• WORK REQUEST
The string "kind" may appear in lines of the data; report how many lines contain it, with no other output.

• GIVEN DATA
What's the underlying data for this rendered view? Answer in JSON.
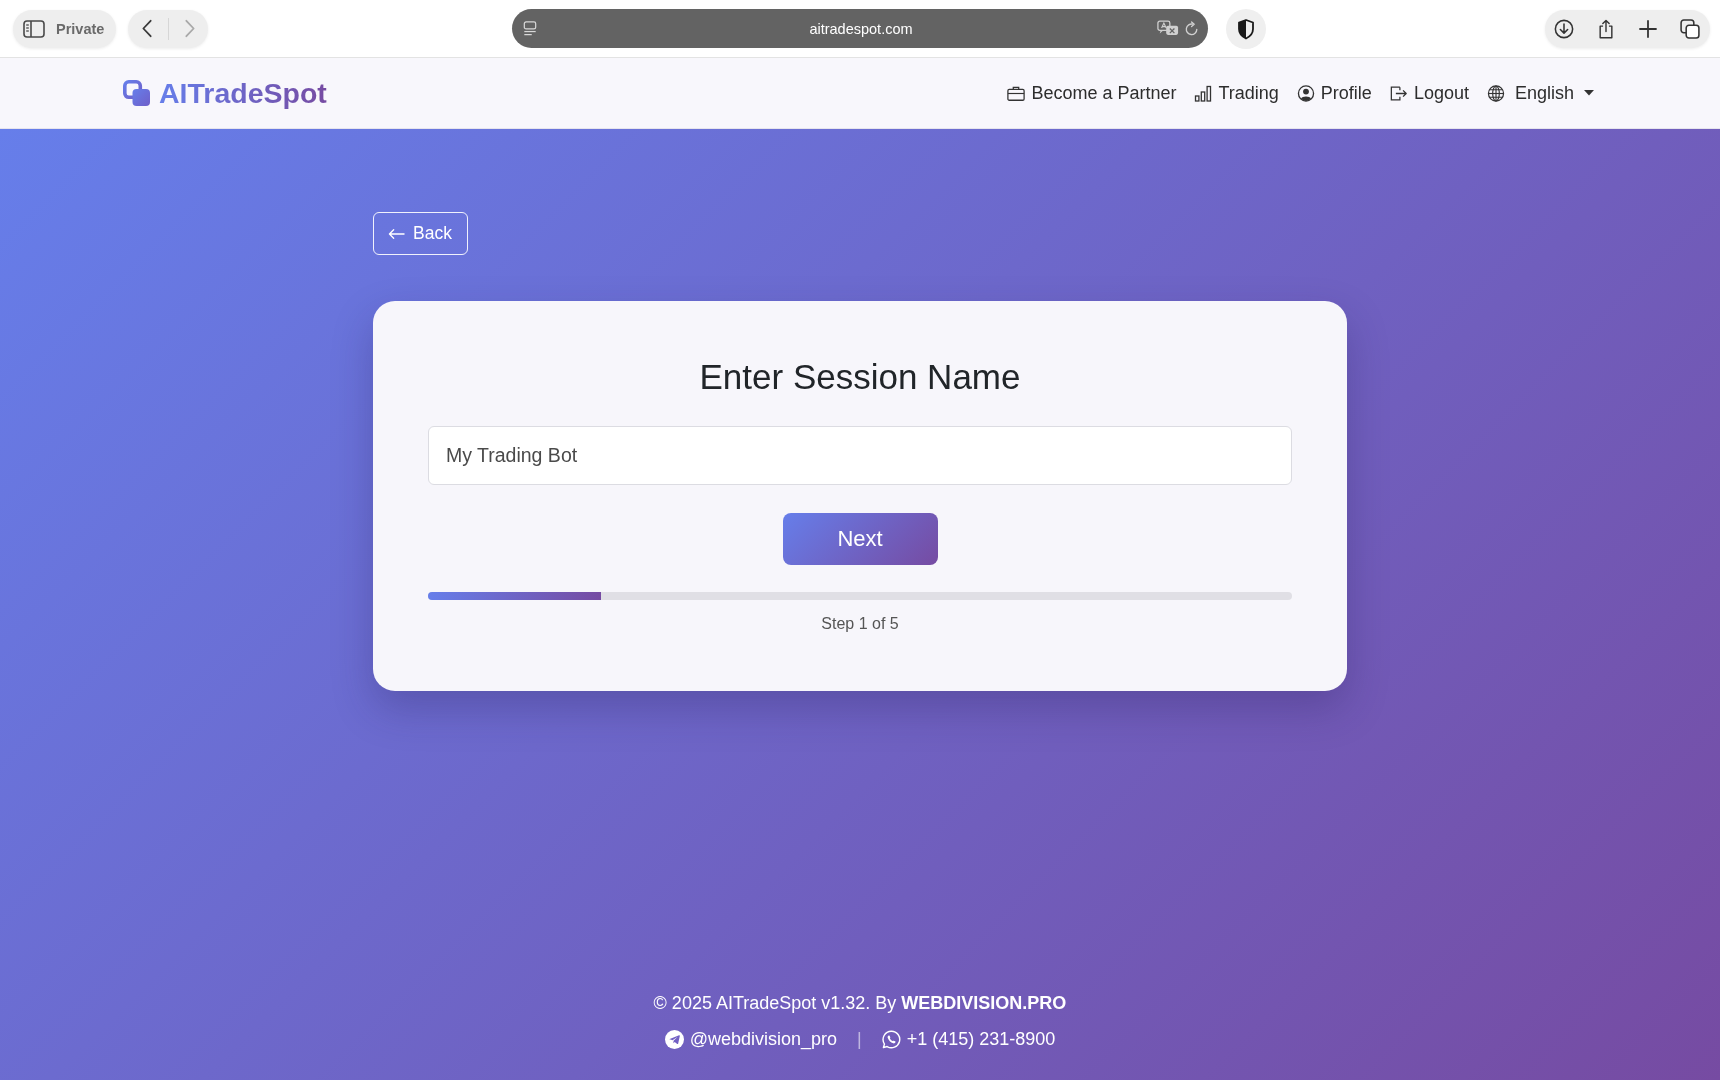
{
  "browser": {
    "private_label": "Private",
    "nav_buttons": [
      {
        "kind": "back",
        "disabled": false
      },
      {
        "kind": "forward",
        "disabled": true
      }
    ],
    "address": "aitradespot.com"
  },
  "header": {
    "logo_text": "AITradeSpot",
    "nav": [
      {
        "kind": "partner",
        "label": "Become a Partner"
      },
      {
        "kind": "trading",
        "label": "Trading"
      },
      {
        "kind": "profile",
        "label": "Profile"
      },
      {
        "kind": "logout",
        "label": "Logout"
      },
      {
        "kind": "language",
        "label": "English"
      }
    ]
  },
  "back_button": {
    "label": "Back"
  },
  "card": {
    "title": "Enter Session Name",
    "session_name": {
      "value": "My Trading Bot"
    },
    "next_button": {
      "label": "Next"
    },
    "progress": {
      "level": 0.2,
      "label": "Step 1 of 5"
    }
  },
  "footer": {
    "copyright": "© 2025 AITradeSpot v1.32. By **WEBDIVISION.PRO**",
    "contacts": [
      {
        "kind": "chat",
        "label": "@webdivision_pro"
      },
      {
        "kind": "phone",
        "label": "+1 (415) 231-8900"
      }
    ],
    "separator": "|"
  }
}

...

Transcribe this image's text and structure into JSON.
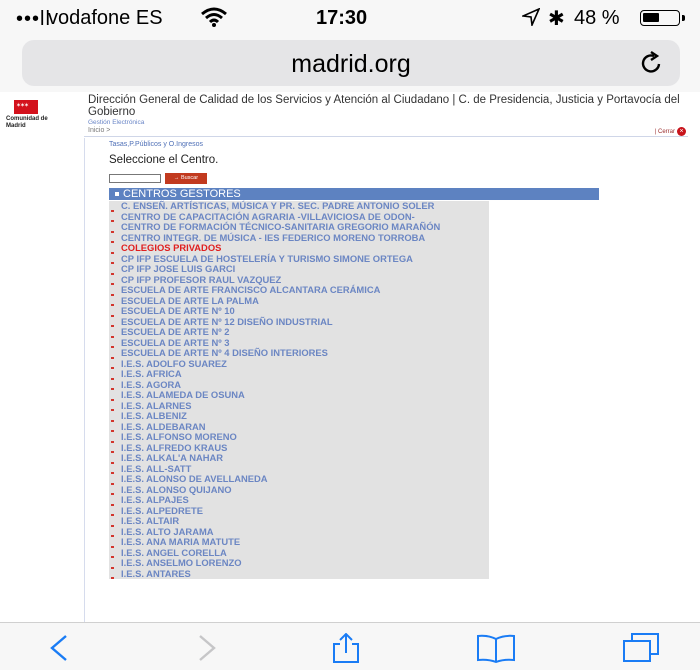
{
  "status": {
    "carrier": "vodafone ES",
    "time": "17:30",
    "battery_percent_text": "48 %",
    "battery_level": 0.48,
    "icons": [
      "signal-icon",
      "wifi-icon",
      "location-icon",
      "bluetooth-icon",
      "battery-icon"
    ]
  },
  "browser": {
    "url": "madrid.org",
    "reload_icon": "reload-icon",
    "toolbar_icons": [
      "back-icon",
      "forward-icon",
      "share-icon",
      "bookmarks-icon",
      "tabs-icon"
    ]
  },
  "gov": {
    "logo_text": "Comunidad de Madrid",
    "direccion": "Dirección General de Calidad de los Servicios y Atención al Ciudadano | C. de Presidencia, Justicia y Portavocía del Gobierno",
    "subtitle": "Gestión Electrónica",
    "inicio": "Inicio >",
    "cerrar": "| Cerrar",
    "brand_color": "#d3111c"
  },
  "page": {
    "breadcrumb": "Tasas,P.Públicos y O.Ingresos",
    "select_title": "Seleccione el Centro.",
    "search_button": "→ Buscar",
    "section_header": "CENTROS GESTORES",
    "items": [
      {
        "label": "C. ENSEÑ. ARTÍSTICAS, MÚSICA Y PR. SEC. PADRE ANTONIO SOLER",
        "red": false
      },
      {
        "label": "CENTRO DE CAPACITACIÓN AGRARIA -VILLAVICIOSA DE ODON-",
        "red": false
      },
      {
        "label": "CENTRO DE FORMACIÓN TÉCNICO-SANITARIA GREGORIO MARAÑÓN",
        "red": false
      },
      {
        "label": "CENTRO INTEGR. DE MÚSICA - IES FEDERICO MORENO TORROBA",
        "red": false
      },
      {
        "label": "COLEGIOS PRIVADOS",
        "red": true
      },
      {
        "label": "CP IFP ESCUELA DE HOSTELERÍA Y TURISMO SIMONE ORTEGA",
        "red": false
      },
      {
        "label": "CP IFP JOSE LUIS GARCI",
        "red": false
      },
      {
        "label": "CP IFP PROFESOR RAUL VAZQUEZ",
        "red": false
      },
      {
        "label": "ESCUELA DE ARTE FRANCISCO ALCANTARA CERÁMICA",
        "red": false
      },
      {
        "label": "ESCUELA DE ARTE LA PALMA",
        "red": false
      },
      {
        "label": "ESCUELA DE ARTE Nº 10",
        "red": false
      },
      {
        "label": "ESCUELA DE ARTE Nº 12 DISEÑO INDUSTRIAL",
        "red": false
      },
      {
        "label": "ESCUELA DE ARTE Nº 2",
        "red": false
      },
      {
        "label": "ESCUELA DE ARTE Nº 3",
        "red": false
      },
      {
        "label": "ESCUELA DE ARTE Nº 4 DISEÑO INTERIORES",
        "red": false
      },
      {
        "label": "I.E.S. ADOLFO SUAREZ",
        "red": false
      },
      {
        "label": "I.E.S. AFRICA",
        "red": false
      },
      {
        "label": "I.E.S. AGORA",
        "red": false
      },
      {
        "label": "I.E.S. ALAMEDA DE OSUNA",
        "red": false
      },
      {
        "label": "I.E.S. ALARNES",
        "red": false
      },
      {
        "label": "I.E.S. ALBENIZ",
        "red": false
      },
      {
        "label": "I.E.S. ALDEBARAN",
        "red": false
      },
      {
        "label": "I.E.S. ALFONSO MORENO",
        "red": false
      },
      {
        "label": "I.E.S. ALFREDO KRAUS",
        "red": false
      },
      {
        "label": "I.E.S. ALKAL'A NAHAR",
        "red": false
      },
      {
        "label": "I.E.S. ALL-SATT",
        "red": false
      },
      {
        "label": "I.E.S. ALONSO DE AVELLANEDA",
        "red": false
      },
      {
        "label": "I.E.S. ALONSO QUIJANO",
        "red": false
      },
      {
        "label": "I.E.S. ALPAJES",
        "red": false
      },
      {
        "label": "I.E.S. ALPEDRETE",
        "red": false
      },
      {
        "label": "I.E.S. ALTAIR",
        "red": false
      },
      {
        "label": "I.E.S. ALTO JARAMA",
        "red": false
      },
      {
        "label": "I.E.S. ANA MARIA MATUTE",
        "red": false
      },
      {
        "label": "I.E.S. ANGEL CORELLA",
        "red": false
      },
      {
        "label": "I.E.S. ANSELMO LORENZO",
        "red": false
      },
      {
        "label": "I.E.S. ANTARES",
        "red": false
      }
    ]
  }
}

• RESPONSE AREA
9